Accessibility above the clouds
Skypax consists of two toilets and a galley. This arrangement is common and – adapted slightly – can be installed in aircraft such as the Airbus A320 family or Boeing 737. The innovation: The two WCs can be easily converted into a single large, accessible toilet.
Finally, a simple solution
The wall between the toilets is folded to the side in less than 30 seconds. The result is a large, appealing room. With the help of handles on the ceiling and walls, passengers can lift themselves independently from their wheelchair to the second, remaining toilet. If the passenger needs assistance undressing, there is even enough room for a helper.
Previous solutions were much more awkward and uncomfortable. Either the conversion took a long time due to complicated technical solutions or the passenger had to use a kind of compromise toilet, which was much narrower than normal airplane toilets and therefore difficult to use. In addition, the room was so narrow that there was no space for a second person to help.
The environment also benefits
Skypax changes this and enables effortless travel even for people with reduced mobility.
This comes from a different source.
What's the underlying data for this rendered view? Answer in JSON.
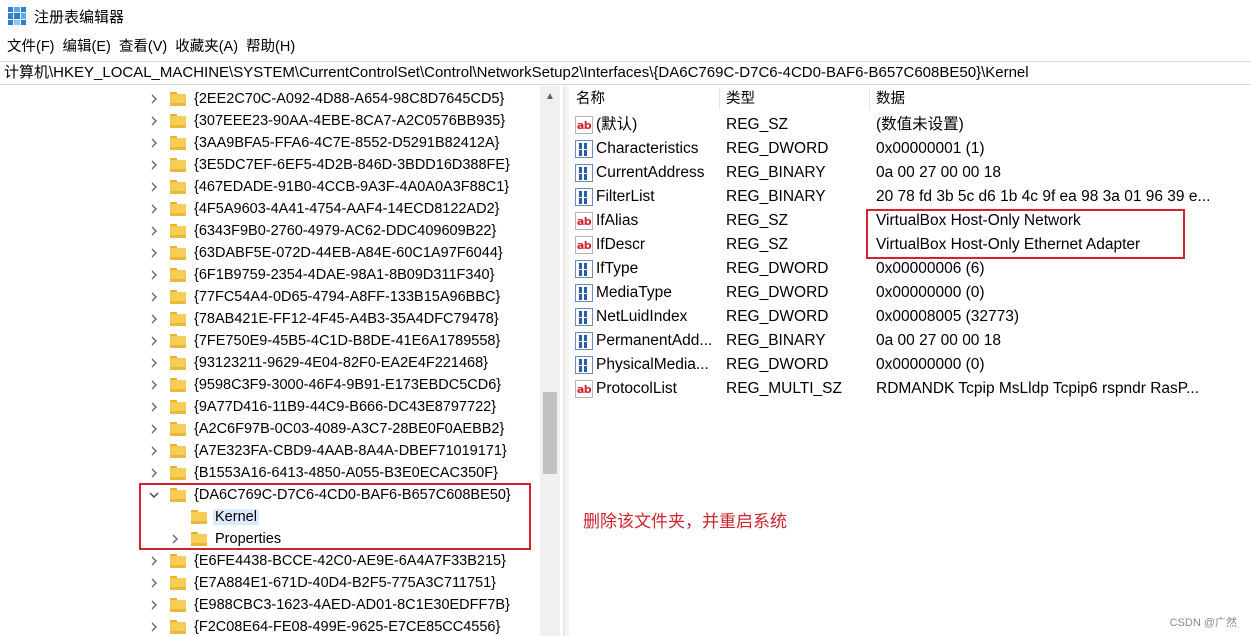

The different arrangement in the aircraft also saves space, allowing up to 12 additional seats and passengers to be accommodated. What's more, the new system is around 60 to 100 kilograms lighter than previous models. The effect on the environment is considerable. Skypax can save up to 480 kilograms of fuel per flight. Projected over one year, this will save around 1,500 tons of CO2 – that’s as much CO2 as 168 passengers leave behind as a CO2 footprint each year.
At this time, Skypax is certified and approved. The first 100 orders will soon be delivered – and will then contribute to making aviation more accessible and climate-friendly.